The First Step to a Great IEP? Document Everything
Building an IEP is a lot like constructing a house — the whole thing will come tumbling down without a strong foundation. Here are some building tips.
When building an IEP, even the professionals need an instruction manual. I recommend books like My Special Needs Advocacy Resource Book! (Prufrock Press, 2008) to help develop your expert IEP-construction skills and to remind you of the underlying purpose of these plans — to deliver to your child a free appropriate public education (FAPE).
Both the IEP and the 504 Plan are the paper plans that deliver a FAPE to your child, and they also create “real life” learning programs when implemented.
A basic entitlement to FAPE means that your child’s IEP or 504 Plan must help him:
– benefit from the special education program
– make meaningful progress
– gain access to the curriculum
– be included in the school community
– keep safe from bullying
– experience success in the least restrictive setting
How to Build a Solid Foundation
If the 504 or IEP were a house, evaluations and data would be its foundation. Gather all the data possible so that the IEP or 504 has a clear baseline from which to measure your child’s progress. Pour a solid foundation by establishing your child’s needs through documented school evaluations, reports, and compilations of classroom-performance appraisals.
Many parents don’t know that the 504 plan can include special education and related services — in the general-education or special-education classroom. Many schools tell parents that the 504 can only include some light accommodations. That’s not true. And it’s up to the parents to use a magnifying glass and level to inspect the 504 plan and be sure it’s plumb and straight. It is, in some ways, more ‘wide open’ to individual services than is the IEP.
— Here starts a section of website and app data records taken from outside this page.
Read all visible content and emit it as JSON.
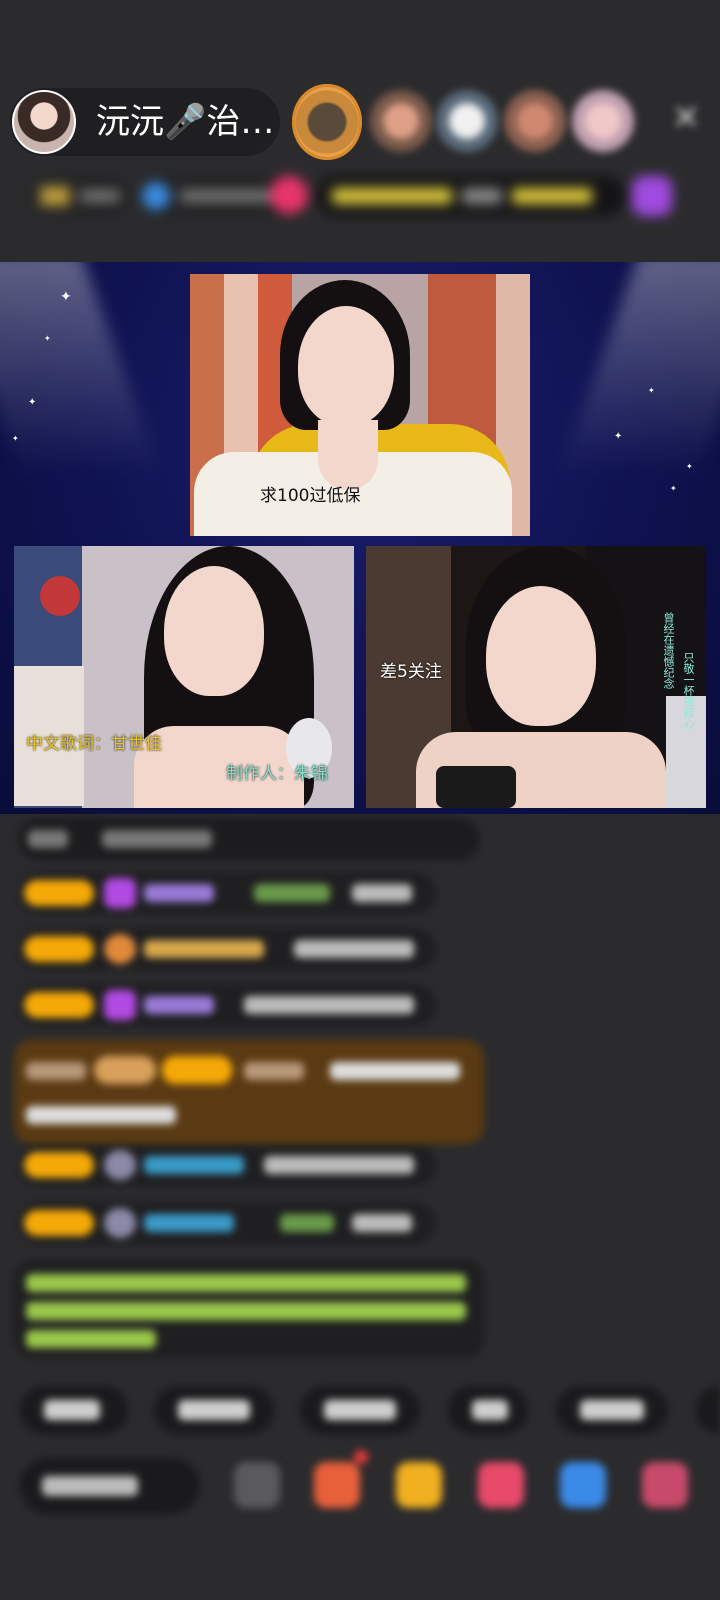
{
  "header": {
    "host_name": "沅沅🎤治…",
    "close_glyph": "✕"
  },
  "stage": {
    "top_video": {
      "caption": "求100过低保"
    },
    "left_video": {
      "lyrics_label": "中文歌词：甘世佳",
      "producer_label": "制作人：朱锦"
    },
    "right_video": {
      "caption": "差5关注",
      "vertical_text_1": "曾经在遗憾纪念",
      "vertical_text_2": "只敬一杯孤寂心"
    }
  },
  "colors": {
    "badge": "#f5a908",
    "stage_bg": "#0f1250",
    "chat_bg": "#1f1f21",
    "highlight": "#5a3a12",
    "purple_gem": "#b04ae0",
    "yellow_caption": "#e6c427"
  },
  "icons": {
    "close": "close-icon",
    "star": "star-icon",
    "gem": "gem-icon",
    "gift": "gift-icon",
    "emoji": "emoji-icon"
  }
}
Understanding the IEP
The IEP has 10 parts.
Each of these parts is woven together in the IEP. Start by documenting your child’s needs in the first part of the IEP, the present levels of academic achievement and functional performance. Each section of the IEP that follows should address the weaknesses found in the data and evaluations.
GOALS should be Good for the child, Observable, Attainable, Logical, and Scientifically Sound (page 183 of School Success for Kids with Emotional and Behavior Disorders, Davis et. al.).
Every goal should have a data system attached to it, so that when you receive progress reports, data is included. Here are examples of good and bad goals:
Given a checklist, role or job, and a group of less than five students, Joy will initiate interactions five times with peers in a period of 20 minutes, based on behavioral data, by December 1st.
Given adult support, cues and prompts, Joy will demonstrate appropriate peer relationships 80% of the time based on informal measures by the end of the year.
The YES goal is observable, drives data collection, and is based on evaluations that can easily be understood by parents and educators.
Tweak your child’s goals” until they are measurable and observable, simple and clear. Don’t give in to the idea that a goal should include too much support such as “Given adult support, prompting, cues, Johnny will greet his peers once per day. If there is too much support written into the goal, the child cannot master the goal independently.
Hammer out the parts of the IEP by making sure you have the evidence you need to support the requests. Before you call it a day, pay close attention to the supplementary aides, services, and accommodations. As long as you can justify your child needs these to receive a FAPE, they are appropriate for the plan.
And lastly, call in support to audit the IEP if you are over your head and DIY is not working. Don’t leave the Plan full of holes and missing parts – it’s got to be complete to deliver that FAPE!